Why is there so much bad news?

Bad news sells. Local house on fire: tune in to see the dramatic footage. We interrupt this program to bring you this special report: violent crime, mega-storm, trial-of-the-century, police car chase . . . we’ve all had our shows interrupted.

“If it bleeds it leads” is a common saying in news rooms across the country. It suggests that if a story includes death or injury, then it will likely lead to higher ratings. Let’s assume that for-profit media companies do what they do to make a profit. Consider news programs. They pick stories that build and maintain an audience. The more people watch, the more money they make.

So what attracts us to these stories? We have evolved as cognitive misers; that is to say, we have trained our brains to detect the unusual. We pay attention to the unusual because it may be a threat or opportunity. This has proven very useful in our development and survival.
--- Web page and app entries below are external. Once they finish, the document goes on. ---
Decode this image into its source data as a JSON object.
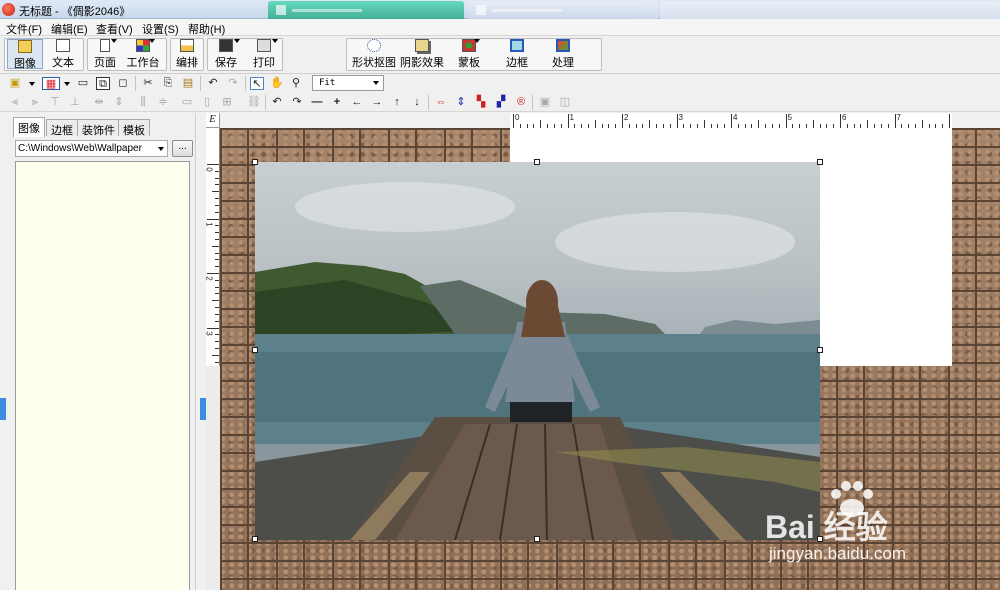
{
  "window": {
    "title": "无标题 - 《倜影2046》"
  },
  "menu": {
    "items": [
      "文件(F)",
      "编辑(E)",
      "查看(V)",
      "设置(S)",
      "帮助(H)"
    ]
  },
  "big_toolbar": {
    "image_label": "图像",
    "text_label": "文本",
    "page_label": "页面",
    "workbench_label": "工作台",
    "layout_label": "编排",
    "save_label": "保存",
    "print_label": "打印",
    "shape_cutout_label": "形状抠图",
    "shadow_label": "阴影效果",
    "mask_label": "蒙板",
    "border_label": "边框",
    "process_label": "处理"
  },
  "zoom": {
    "value": "Fit"
  },
  "left_panel": {
    "tabs": [
      "图像",
      "边框",
      "装饰件",
      "模板"
    ],
    "active_tab": "图像",
    "path": "C:\\Windows\\Web\\Wallpaper",
    "browse_label": "..."
  },
  "ruler": {
    "corner": "E",
    "h_numbers": [
      "0",
      "1",
      "2",
      "3",
      "4",
      "5",
      "6",
      "7"
    ],
    "v_numbers": [
      "0",
      "1",
      "2",
      "3"
    ]
  },
  "watermark": {
    "logo": "Bai  经验",
    "url": "jingyan.baidu.com"
  },
  "colors": {
    "brick": "#8c6d58",
    "mortar": "#5a4535",
    "panel_list_bg": "#fffff0",
    "accent_handle": "#3c8de0"
  }
}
As we go through our daily lives, a very small number of us see a tornado or violent crime. So to see a tornado, a house fire, or a crime scene; is novel, unusual and stimulating to our brains. It is like some unseen force draws us to pay attention. Have you ever noticed traffic backed-up when all the lanes are clear; but there are cars on the side of the road that have been in an accident? People slow down to look, and traffic resumes normal speed immediately after the wrecked cars.
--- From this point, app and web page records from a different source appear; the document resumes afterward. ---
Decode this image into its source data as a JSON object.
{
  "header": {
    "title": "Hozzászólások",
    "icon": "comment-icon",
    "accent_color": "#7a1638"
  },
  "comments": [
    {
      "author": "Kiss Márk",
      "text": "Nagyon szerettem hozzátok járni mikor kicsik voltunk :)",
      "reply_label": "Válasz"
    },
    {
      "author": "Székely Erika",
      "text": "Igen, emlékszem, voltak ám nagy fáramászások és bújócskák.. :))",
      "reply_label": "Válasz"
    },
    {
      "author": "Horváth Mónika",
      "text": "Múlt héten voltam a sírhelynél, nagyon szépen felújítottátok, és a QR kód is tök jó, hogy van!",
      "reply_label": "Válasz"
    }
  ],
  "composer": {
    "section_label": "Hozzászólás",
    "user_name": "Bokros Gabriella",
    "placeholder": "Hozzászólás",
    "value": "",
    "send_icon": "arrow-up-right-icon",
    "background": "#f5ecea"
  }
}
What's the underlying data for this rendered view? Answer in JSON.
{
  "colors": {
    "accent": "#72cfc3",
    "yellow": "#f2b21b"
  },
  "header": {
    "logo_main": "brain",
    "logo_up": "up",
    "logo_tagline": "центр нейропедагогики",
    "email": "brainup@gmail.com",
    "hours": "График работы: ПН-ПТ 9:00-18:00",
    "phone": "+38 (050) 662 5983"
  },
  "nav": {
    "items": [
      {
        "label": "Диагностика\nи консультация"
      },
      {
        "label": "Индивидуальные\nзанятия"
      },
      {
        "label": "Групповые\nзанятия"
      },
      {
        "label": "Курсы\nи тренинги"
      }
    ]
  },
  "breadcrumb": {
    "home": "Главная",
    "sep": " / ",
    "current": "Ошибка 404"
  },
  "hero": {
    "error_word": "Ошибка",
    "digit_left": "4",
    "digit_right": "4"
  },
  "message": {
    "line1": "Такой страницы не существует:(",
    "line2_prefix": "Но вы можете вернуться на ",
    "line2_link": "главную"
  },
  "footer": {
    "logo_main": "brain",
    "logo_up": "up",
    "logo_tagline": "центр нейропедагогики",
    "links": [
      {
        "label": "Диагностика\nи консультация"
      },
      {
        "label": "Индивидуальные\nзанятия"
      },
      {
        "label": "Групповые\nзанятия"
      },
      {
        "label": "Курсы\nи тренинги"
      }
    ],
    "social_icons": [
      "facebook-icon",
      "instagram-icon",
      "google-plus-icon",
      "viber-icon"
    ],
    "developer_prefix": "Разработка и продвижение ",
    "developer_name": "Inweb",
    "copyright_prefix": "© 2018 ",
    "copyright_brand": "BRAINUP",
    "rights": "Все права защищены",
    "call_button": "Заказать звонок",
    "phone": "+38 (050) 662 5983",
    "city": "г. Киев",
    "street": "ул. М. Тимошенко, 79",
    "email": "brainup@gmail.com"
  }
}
So they show us the unusual and we watch. Everybody wins?

The danger is that we fill our focus and attention with negative news; and neglect the truth that the vast majority of people are kind and help others. If we look for bad news we will find it. If, instead, we look for opportunities to be kind and to help; that is what we will find.
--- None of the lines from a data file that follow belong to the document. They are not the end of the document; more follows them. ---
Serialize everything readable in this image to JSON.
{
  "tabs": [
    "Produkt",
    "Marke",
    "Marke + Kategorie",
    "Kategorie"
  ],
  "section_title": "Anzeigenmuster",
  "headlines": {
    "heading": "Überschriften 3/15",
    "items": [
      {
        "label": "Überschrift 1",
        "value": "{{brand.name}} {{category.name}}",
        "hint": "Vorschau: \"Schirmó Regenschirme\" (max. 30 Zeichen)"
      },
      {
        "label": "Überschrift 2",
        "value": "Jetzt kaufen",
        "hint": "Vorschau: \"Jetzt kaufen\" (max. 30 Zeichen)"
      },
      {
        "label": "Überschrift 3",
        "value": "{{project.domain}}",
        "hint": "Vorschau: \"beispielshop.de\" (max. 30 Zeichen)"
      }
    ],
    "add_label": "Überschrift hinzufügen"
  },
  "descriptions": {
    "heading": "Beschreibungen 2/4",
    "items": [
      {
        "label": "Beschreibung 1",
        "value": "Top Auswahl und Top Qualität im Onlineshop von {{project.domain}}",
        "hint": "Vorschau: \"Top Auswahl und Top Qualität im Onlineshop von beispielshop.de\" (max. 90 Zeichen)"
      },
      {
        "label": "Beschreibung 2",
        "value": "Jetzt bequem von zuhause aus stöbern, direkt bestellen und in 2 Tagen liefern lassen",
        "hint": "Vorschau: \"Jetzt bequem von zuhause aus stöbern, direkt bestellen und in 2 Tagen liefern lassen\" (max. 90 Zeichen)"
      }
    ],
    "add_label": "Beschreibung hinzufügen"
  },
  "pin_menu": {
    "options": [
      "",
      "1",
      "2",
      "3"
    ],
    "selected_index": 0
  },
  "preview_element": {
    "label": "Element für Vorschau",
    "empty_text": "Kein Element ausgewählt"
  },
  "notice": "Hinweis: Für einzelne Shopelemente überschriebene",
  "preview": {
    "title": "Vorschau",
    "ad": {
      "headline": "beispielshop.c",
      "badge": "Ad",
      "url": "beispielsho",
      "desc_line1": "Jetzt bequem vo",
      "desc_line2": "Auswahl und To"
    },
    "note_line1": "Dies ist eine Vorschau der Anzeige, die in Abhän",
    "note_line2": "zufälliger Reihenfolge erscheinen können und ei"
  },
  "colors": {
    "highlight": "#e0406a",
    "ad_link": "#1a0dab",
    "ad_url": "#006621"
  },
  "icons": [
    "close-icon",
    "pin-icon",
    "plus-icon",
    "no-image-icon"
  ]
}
If we are not mindful, it is easy to think of the overrepresented “bad news” as more common than it is. Thankfully, people are generally kind. Being nice is not unusual. We are likely to experience good deeds in our daily lives. It is up to us to renew our focus on good deeds and being kind.